When Honduras’s new president, Juan Orlando Hernández, took office a little more than a month ago, he promised to apply mano dura — the iron fist — against criminals. His plans include granting police officers more freedom to arrest suspects and greater use of the army for public safety. This strategy is a continuation of the hard-line policies of the last few years, which have done nothing to change the fact that Honduras still has the world’s highest homicide rate.
The country’s police forces, plagued by corruption, continue to act as if public safety can be manhandled with a combination of bravado and religion. This is a country whose Public Safety Office website says: “All people shall obey the governing authorities, because there is no authority other than God, and those in place have been established by God.”
In July 2011, while reporting a story about organized crime on the Honduran border, I found myself in a pickup truck with El Tigre, on the trail of a band of tractor thieves. This was before he was named chief of the national police. He was the regional police chief in charge of the three western districts on the borders of Guatemala and El Salvador, and therefore on some of the principal routes that cocaine travels in its voyage northward.
El Tigre, to show me that he wasn’t afraid of the criminals, had organized an operation to enter El Paraíso — one of those drug-lord-run border towns with unpaved streets and a heliport. But nothing happened; it was like a ghost town. So we left, and that’s when El Tigre caught wind of a robbery — a truck carrying a tractor had been stolen. We tracked down the abandoned truck, but the tractor was long gone. Two policemen arrived on the scene and aimed their M-16s into the darkness. El Tigre, a man well over six feet tall whose head recalls the colossal Olmec stone heads, carried two pistols and two rifles. Wordlessly, he offered me one.
Of course, I refused, and we got back in the truck. That’s when I asked El Tigre the question I had been waiting to ask: “Have you ever killed someone outside the framework of the law?”
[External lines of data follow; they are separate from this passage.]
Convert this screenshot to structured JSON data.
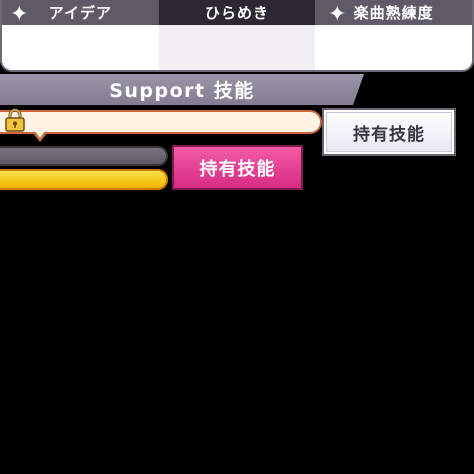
{
  "tabs": [
    {
      "label": "アイデア",
      "active": false
    },
    {
      "label": "ひらめき",
      "active": true
    },
    {
      "label": "楽曲熟練度",
      "active": false
    }
  ],
  "support": {
    "title": "Support 技能"
  },
  "buttons": {
    "owned_skill_primary": "持有技能",
    "owned_skill_secondary": "持有技能"
  },
  "icons": {
    "lock": "lock-icon",
    "sparkle": "sparkle-icon"
  },
  "colors": {
    "tab_header": "#5f5a68",
    "tab_active": "#2c2833",
    "banner": "#8d879b",
    "pink_button": "#e23d92",
    "gold_bar": "#f8c81c",
    "bubble_fill": "#fff3e6",
    "bubble_border": "#c96a3b"
  }
}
In 2002, the Honduran police department’s internal affairs unit had accused El Tigre of participating in a death squad called Los Magníficos in San Pedro Sula, one of the most violent cities in the world. The group supposedly comprised policemen who killed suspects instead of bringing them to trial. El Tigre paid a $5,000 fine. Many people say that the investigation was fixed, for the person who led it, the former head of internal affairs, was relieved of her duties in the middle of the proceedings. In the end, El Tigre was found innocent.
This is how he answered my question: “There are things a person takes to his grave. All I can say is that I love my country and I will do whatever it takes to defend it, and I have done things to defend it. That’s all I’ll say.”
There are many ways to say no, to say that it was all hearsay, fantasy, nonsense. El Tigre used none of those strategies. If you ask me, his answer was a lot closer to yes than no.
Three months later, in October 2011, the country’s police force fell apart in scandal. Eight officers were accused of kidnapping and killing the son of Julieta Castellanos, the rector of the national university, and a friend. An investigation discovered the existence of criminal gangs inside the police force, and high-ranking officials, including the national police chief, were dismissed. A new chief was appointed, Ricardo Ramírez del Cid. But he lasted only around six months. In February 2013, his son was murdered — a crime Mr. Ramírez believed was planned by corrupt police officers — and he fled to the United States.
El Tigre was next in line.
It was clear to me that my article on the Honduran border — in which I had tried to expose the clumsiness with which organized crime was fought and the questionable reputation of the regional police chief — had done little good in convincing those in power that El Tigre had no business on the national stage. But then I began hearing a strange rumor. The first time I heard it I dismissed it, but by the third time I started to believe it. People were saying that my article had actually been used by El Tigre’s supporters to help get him elected.
The article, in which El Tigre never denied his participation in illicit murder, the same article in which he acknowledged that so far that year he had been unable to stop even one grain of cocaine from traveling through the districts under his charge, had aided his ascent.
When I asked why, they all said the same thing: because, in the eyes of the Honduran authorities, it showed that “El Tigre is macho.” That was all that mattered.
Today, Honduras has a new police chief: Ramón Antonio Sabillón, who has already graced us with tough mottoes similar to those that made El Tigre famous: “If God is with us,” Mr. Sabillón likes to say, “who can possibly be against us?”
Despite a new president and a new chief, Honduras appears to be on the verge of showing the world, yet again, its governing class’s incredible inability to learn from the past. Pressure from the United States may have removed one macho man from his post, but more are ready and waiting to ascend.
Óscar Martínez is a reporter for the online newspaper Elfaro.net. This essay was translated by Kristina Cordero from the Spanish.